8. Add 0.5 to 2.0 percent to the minimum excess oxygen level found in Step 7 and reset burner controls to operate automatically at this higher stack gas oxygen level. This margin above the minimum oxygen level accounts for fuel variations, variations in atmospheric conditions, load changes, and nonrepeatability or play in automatic controls.
9. If the load of the combustion unit varies significantly during normal operation, repeat Steps 1-8 for firing rates that represent the upper and lower limits of the range of the load. Because control adjustments at one firing rate may affect conditions at other firing rates, it may not be possible to establish the optimum excess oxygen level at all firing rates.

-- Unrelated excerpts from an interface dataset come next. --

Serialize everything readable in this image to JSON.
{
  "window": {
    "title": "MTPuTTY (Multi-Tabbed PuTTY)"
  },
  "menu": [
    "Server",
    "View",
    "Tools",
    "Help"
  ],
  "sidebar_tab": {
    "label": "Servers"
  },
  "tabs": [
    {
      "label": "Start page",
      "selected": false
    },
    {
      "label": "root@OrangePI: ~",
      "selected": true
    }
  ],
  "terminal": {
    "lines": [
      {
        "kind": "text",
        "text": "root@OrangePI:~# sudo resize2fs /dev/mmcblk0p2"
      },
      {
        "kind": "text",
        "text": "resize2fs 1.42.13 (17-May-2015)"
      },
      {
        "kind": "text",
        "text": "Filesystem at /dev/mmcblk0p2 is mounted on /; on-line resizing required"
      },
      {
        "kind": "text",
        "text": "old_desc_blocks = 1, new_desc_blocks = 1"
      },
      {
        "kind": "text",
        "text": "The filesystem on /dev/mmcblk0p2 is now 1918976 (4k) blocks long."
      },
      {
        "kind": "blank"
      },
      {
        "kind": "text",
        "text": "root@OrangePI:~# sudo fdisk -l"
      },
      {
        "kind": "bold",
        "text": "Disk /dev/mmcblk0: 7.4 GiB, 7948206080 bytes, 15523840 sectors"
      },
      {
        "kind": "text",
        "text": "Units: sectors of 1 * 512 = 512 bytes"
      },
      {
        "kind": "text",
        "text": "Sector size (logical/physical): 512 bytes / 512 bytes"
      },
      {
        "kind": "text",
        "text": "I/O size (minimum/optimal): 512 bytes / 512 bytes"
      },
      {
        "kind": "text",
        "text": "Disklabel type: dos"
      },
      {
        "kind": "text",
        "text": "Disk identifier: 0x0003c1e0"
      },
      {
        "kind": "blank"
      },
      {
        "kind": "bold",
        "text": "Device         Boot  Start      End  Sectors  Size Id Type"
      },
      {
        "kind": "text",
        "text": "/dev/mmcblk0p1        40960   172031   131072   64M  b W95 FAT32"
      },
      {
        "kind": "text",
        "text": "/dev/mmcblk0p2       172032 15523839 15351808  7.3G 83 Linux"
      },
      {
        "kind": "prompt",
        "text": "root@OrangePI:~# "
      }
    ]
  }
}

If this is the case, choose the burner control settings that give best performance over the range of firing rates. If one firing rate predominates, settings should optimize conditions at that rate.
10. Verify that the new settings can accommodate the sudden changes that may occur-in daily operation without adverse effects. Do this by increasing and decreasing load rapidly while observing the flame and stack. If any of the conditions in Step 5 result, reset the combustion controls to provide a slightly higher level of excess oxygen at the affect firing rates. Next, verify these nev settings in a similar fashion. Then make sure that the final control settings are recorded at steady-state operating conditions for future reference.
1 1. This tuning procedure is based on a tune-up procedure developed by KVB, Inc. for the EPA.
2 2. The smoke-spot number can be determined with ASTM Test Method D-2156 or with the Bacharach method. ASTM Test Method D-2156 is included in a tuneup kit that can be purchased from the Bacharach Company.
3 3. Typical minimum oxygen levels for boilers at high firing rates are:
2. For liquid fuels: 2% - 4%